The ongoing closure of borders is causing ongoing havoc for the events and wider tourism industry with calls for state and territory leaders to agree to a national border plan to avoid the continued economic damage seen last year.
“It’s so frustrating watching the continued coverage about the plight of airlines, hotels, cafés and restaurants, with an emphasis on how badly they have been done by during the pandemic whilst in reality they have traded far longer and received ongoing support in order to reopen and resume some level of trading,” said Gary Fitz-Roy, managing director of Expertise Events.
“All the while, the events industry has been unable to resume due to States having their own rules and interpretations for restrictions and the ongoing border closures that are playing havoc with confidence.
“Though we might consider ourselves as one country, it’s a shame we aren’t acting that way.”
Fitz-Roy said that while some States have taken “a sensible pragmatic approach to the situation” others “refuse to collaborate… for political point scoring”.
Fitz-Roy said the events sector needs certainty that the borders will remain open; an extension of JobKeepr beyond March; a detailed plan about how venues will review pricing to encourage the return of events; and for state governments to cover the Covid specific costs associated with staging events.

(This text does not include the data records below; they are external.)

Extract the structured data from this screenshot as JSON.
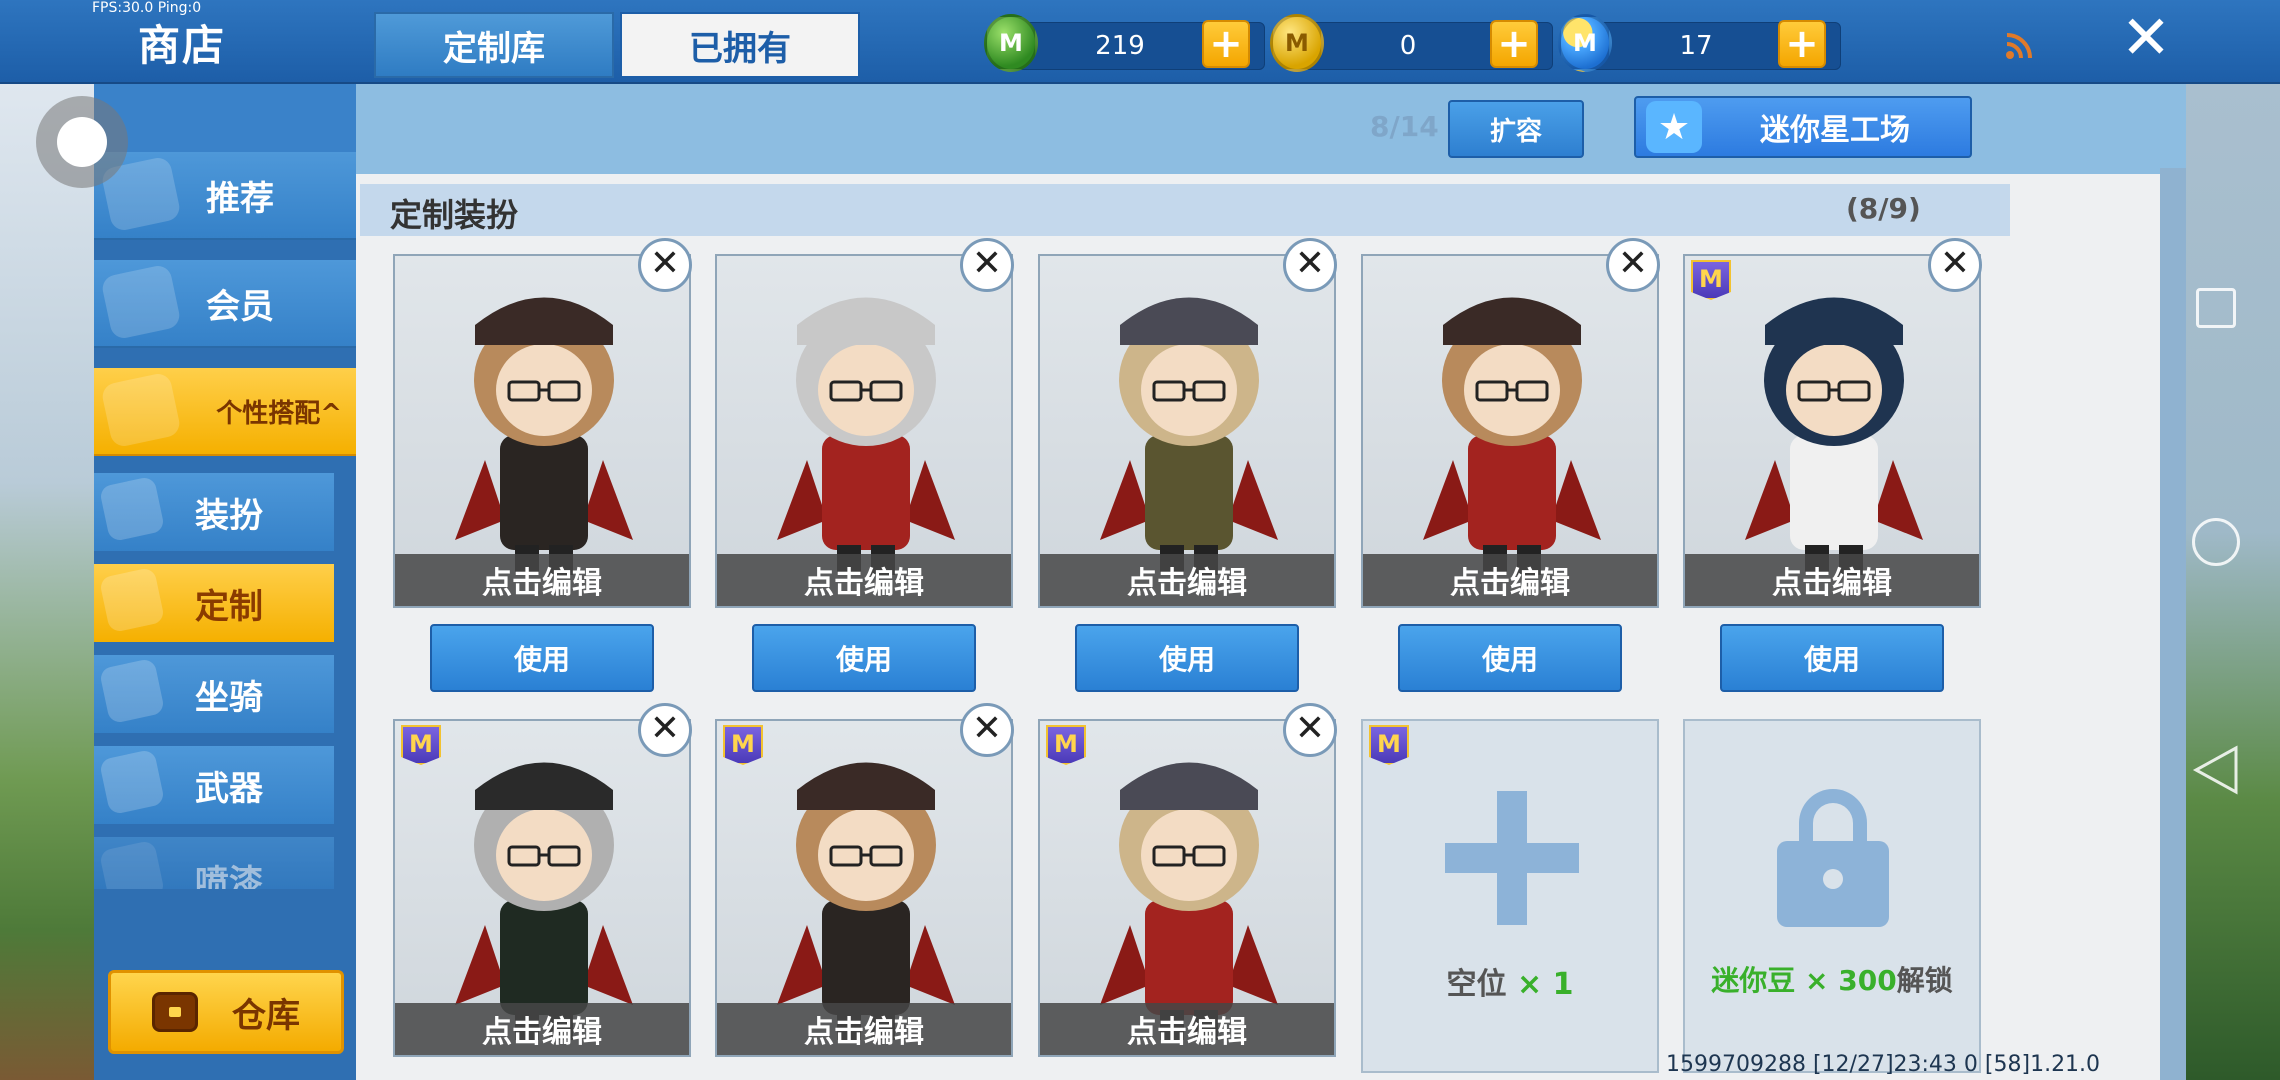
{
  "debug": {
    "fps_text": "FPS:30.0  Ping:0"
  },
  "header": {
    "title": "商店"
  },
  "currencies": [
    {
      "icon": "green-gem-icon",
      "value": "219",
      "glyph": "M"
    },
    {
      "icon": "gold-coin-icon",
      "value": "0",
      "glyph": "M"
    },
    {
      "icon": "mini-bean-icon",
      "value": "17",
      "glyph": "M"
    }
  ],
  "sidebar": {
    "items": [
      {
        "label": "推荐"
      },
      {
        "label": "会员"
      },
      {
        "label": "个性搭配^"
      }
    ],
    "sub_items": [
      {
        "label": "装扮"
      },
      {
        "label": "定制"
      },
      {
        "label": "坐骑"
      },
      {
        "label": "武器"
      },
      {
        "label": "喷漆"
      }
    ],
    "warehouse_label": "仓库"
  },
  "tabs": [
    {
      "label": "定制库"
    },
    {
      "label": "已拥有"
    }
  ],
  "capacity": {
    "text": "8/14",
    "expand_label": "扩容"
  },
  "workshop": {
    "label": "迷你星工场"
  },
  "section": {
    "title": "定制装扮",
    "count": "(8/9)"
  },
  "outfits": [
    {
      "edit_label": "点击编辑",
      "use_label": "使用",
      "hat": "#3a2a26",
      "hair": "#b88a5c",
      "coat": "#2a2522",
      "badge": false
    },
    {
      "edit_label": "点击编辑",
      "use_label": "使用",
      "hat": "#c8c8c8",
      "hair": "#c8c8c8",
      "coat": "#a3231f",
      "badge": false
    },
    {
      "edit_label": "点击编辑",
      "use_label": "使用",
      "hat": "#4a4a55",
      "hair": "#cdb58a",
      "coat": "#5a5530",
      "badge": false
    },
    {
      "edit_label": "点击编辑",
      "use_label": "使用",
      "hat": "#3a2a26",
      "hair": "#b88a5c",
      "coat": "#a3231f",
      "badge": false
    },
    {
      "edit_label": "点击编辑",
      "use_label": "使用",
      "hat": "#1f3450",
      "hair": "#1f3450",
      "coat": "#f0f0f0",
      "badge": true
    },
    {
      "edit_label": "点击编辑",
      "hat": "#2a2a2a",
      "hair": "#b0b0b0",
      "coat": "#1f2a22",
      "badge": true
    },
    {
      "edit_label": "点击编辑",
      "hat": "#3a2a26",
      "hair": "#b88a5c",
      "coat": "#2a2522",
      "badge": true
    },
    {
      "edit_label": "点击编辑",
      "hat": "#4a4a55",
      "hair": "#cdb58a",
      "coat": "#a3231f",
      "badge": true
    }
  ],
  "empty_slot": {
    "label": "空位",
    "count": " × 1"
  },
  "locked_slot": {
    "label": "迷你豆 × 300",
    "suffix": "解锁"
  },
  "footer": {
    "info": "1599709288  [12/27]23:43 0  [58]1.21.0"
  },
  "colors": {
    "accent_blue": "#2f7cc3",
    "active_yellow": "#f5b000",
    "header_blue": "#1d5ea8"
  }
}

“We just want the opportunity to get back to doing what we do best,” he said. “We deliver an important role in re-igniting industries and stimulating buying and education, both of which can only be good for recovery post-Covid.”
Federal Queensland MP David Littleproud also said the state premiers were “failing Australia”.

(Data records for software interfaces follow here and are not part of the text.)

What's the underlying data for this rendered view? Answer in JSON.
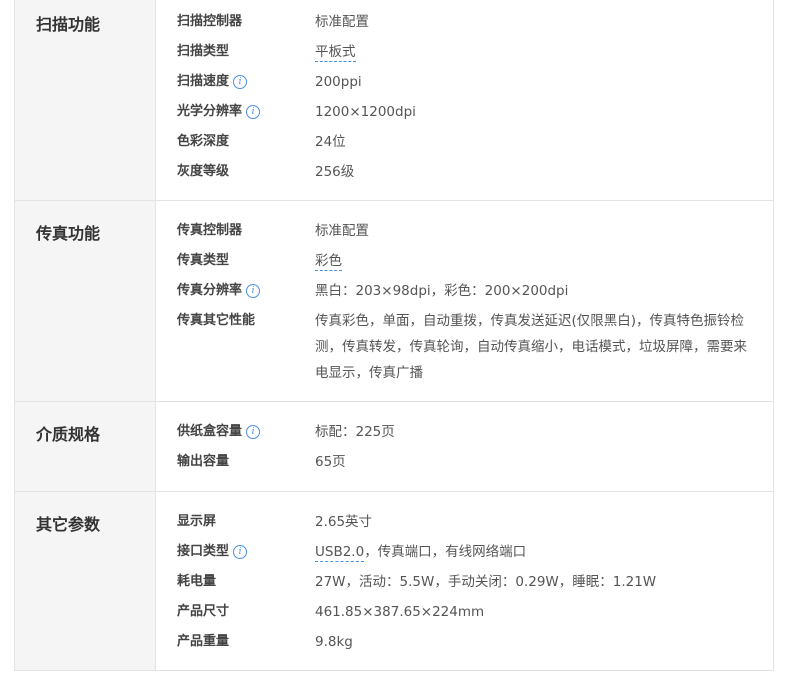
{
  "sections": [
    {
      "title": "扫描功能",
      "rows": [
        {
          "label": "扫描控制器",
          "value": "标准配置",
          "info": false
        },
        {
          "label": "扫描类型",
          "value": "平板式",
          "info": false,
          "dotted": true
        },
        {
          "label": "扫描速度",
          "value": "200ppi",
          "info": true
        },
        {
          "label": "光学分辨率",
          "value": "1200×1200dpi",
          "info": true
        },
        {
          "label": "色彩深度",
          "value": "24位",
          "info": false
        },
        {
          "label": "灰度等级",
          "value": "256级",
          "info": false
        }
      ]
    },
    {
      "title": "传真功能",
      "rows": [
        {
          "label": "传真控制器",
          "value": "标准配置",
          "info": false
        },
        {
          "label": "传真类型",
          "value": "彩色",
          "info": false,
          "dotted": true
        },
        {
          "label": "传真分辨率",
          "value": "黑白：203×98dpi，彩色：200×200dpi",
          "info": true
        },
        {
          "label": "传真其它性能",
          "value": "传真彩色，单面，自动重拨，传真发送延迟(仅限黑白)，传真特色振铃检测，传真转发，传真轮询，自动传真缩小，电话模式，垃圾屏障，需要来电显示，传真广播",
          "info": false,
          "multi": true
        }
      ]
    },
    {
      "title": "介质规格",
      "rows": [
        {
          "label": "供纸盒容量",
          "value": "标配：225页",
          "info": true
        },
        {
          "label": "输出容量",
          "value": "65页",
          "info": false
        }
      ]
    },
    {
      "title": "其它参数",
      "rows": [
        {
          "label": "显示屏",
          "value": "2.65英寸",
          "info": false
        },
        {
          "label": "接口类型",
          "value_parts": [
            "USB2.0",
            "，传真端口，有线网络端口"
          ],
          "info": true
        },
        {
          "label": "耗电量",
          "value": "27W，活动：5.5W，手动关闭：0.29W，睡眠：1.21W",
          "info": false
        },
        {
          "label": "产品尺寸",
          "value": "461.85×387.65×224mm",
          "info": false
        },
        {
          "label": "产品重量",
          "value": "9.8kg",
          "info": false
        }
      ]
    }
  ],
  "icons": {
    "info": "info-circle-icon",
    "info_glyph": "i",
    "accent_color": "#4a90e2"
  }
}
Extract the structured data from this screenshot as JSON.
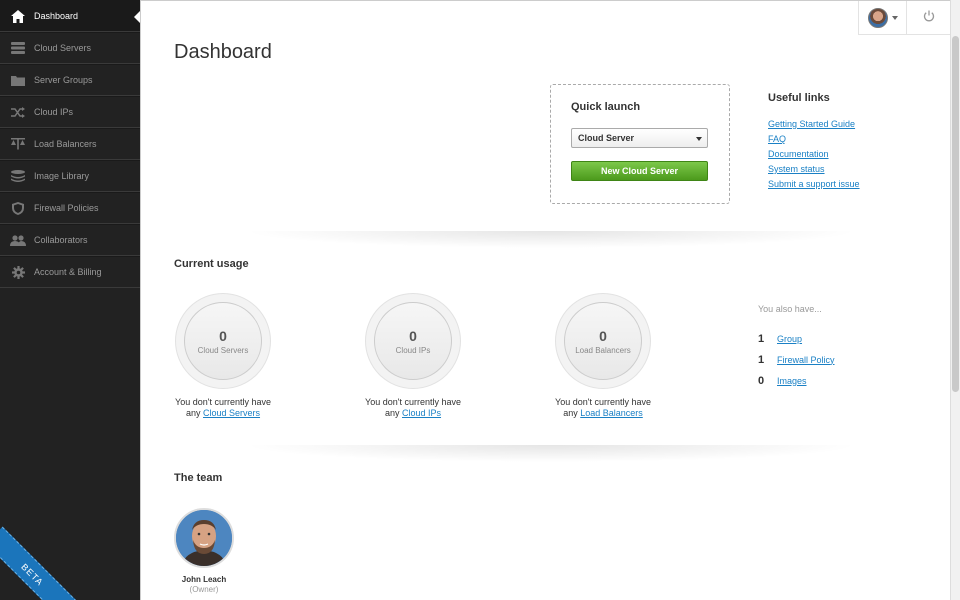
{
  "sidebar": {
    "items": [
      {
        "label": "Dashboard",
        "icon": "home-icon"
      },
      {
        "label": "Cloud Servers",
        "icon": "server-icon"
      },
      {
        "label": "Server Groups",
        "icon": "folder-icon"
      },
      {
        "label": "Cloud IPs",
        "icon": "shuffle-icon"
      },
      {
        "label": "Load Balancers",
        "icon": "balance-icon"
      },
      {
        "label": "Image Library",
        "icon": "stack-icon"
      },
      {
        "label": "Firewall Policies",
        "icon": "shield-icon"
      },
      {
        "label": "Collaborators",
        "icon": "users-icon"
      },
      {
        "label": "Account & Billing",
        "icon": "gear-icon"
      }
    ],
    "beta_label": "BETA"
  },
  "page": {
    "title": "Dashboard"
  },
  "quick_launch": {
    "title": "Quick launch",
    "selected": "Cloud Server",
    "button": "New Cloud Server"
  },
  "useful_links": {
    "title": "Useful links",
    "items": [
      "Getting Started Guide",
      "FAQ",
      "Documentation",
      "System status",
      "Submit a support issue"
    ]
  },
  "usage": {
    "title": "Current usage",
    "cards": [
      {
        "count": "0",
        "label": "Cloud Servers",
        "note": "You don't currently have",
        "note_prefix": "any",
        "link": "Cloud Servers"
      },
      {
        "count": "0",
        "label": "Cloud IPs",
        "note": "You don't currently have",
        "note_prefix": "any",
        "link": "Cloud IPs"
      },
      {
        "count": "0",
        "label": "Load Balancers",
        "note": "You don't currently have",
        "note_prefix": "any",
        "link": "Load Balancers"
      }
    ],
    "also": {
      "heading": "You also have...",
      "items": [
        {
          "count": "1",
          "label": "Group"
        },
        {
          "count": "1",
          "label": "Firewall Policy"
        },
        {
          "count": "0",
          "label": "Images"
        }
      ]
    }
  },
  "team": {
    "title": "The team",
    "members": [
      {
        "name": "John Leach",
        "role": "(Owner)"
      }
    ]
  },
  "colors": {
    "accent_link": "#1a80c5",
    "button_green": "#5aab26",
    "sidebar_bg": "#222222",
    "beta_blue": "#1b75bb"
  }
}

“They play parochial politics by shutting down borders and acting tough on one another, but it’s the taxpayers who will pay for it,” he told The Courier Mail.

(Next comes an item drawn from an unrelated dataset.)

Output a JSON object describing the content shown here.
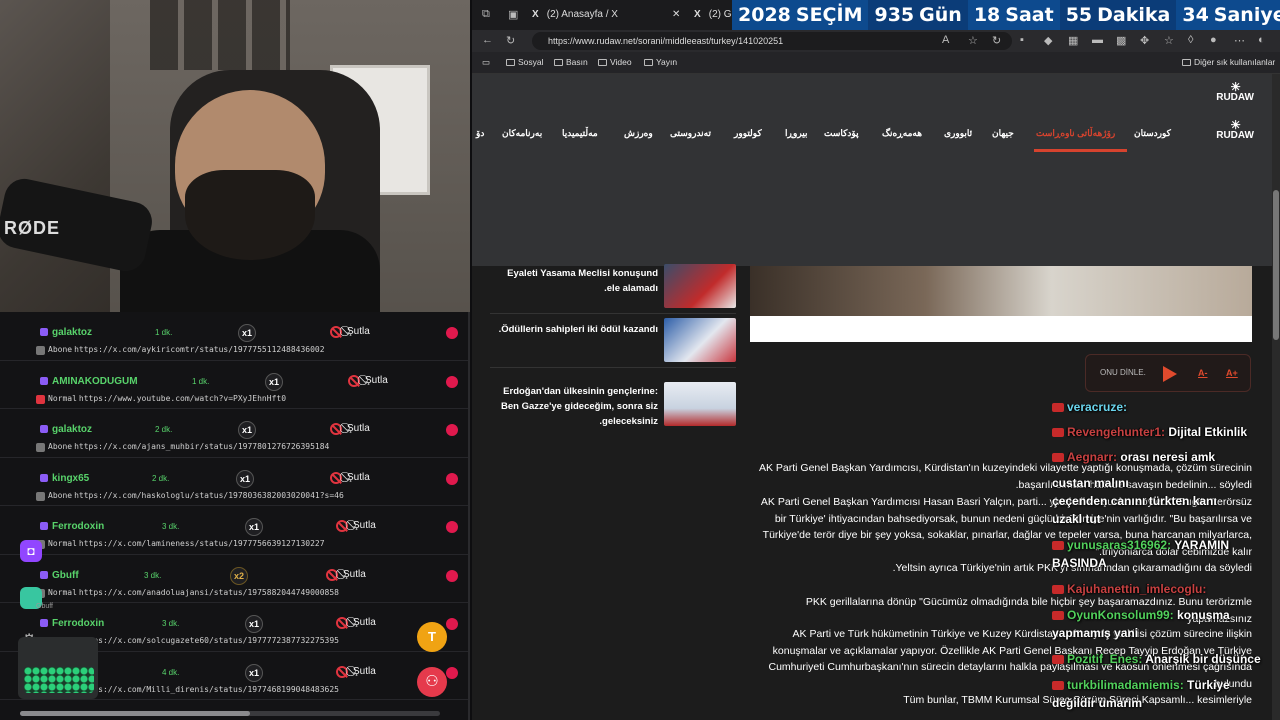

“It’s an infringement on rights and liberty and freedom of movement, but also about the economy.”
Australian Tourism Industry Council chief executive Simon Westaway called on the premiers to stop calling lockdowns and border closures at the “drop of a hat”.
“There’s gloom and there’s frustration about the future,” he told The Courier Mail.
“People are starting to throw their hands up in the air and say ‘it’s all too hard’.”
Felicia Mariana, CEO of the Victorian Tourism Industry Council, told 3AW a national border framework was essential.
“The industry has been calling for a national approach to the border closure,” she said.
“Right now everyone is operating independently, the borders are slamming shut without much notice form state to state, and it is wreaking havoc with our industry.
“People are now afraid to book for interstate travel because no-one wants to get stuck on the wrong side of a border closure.”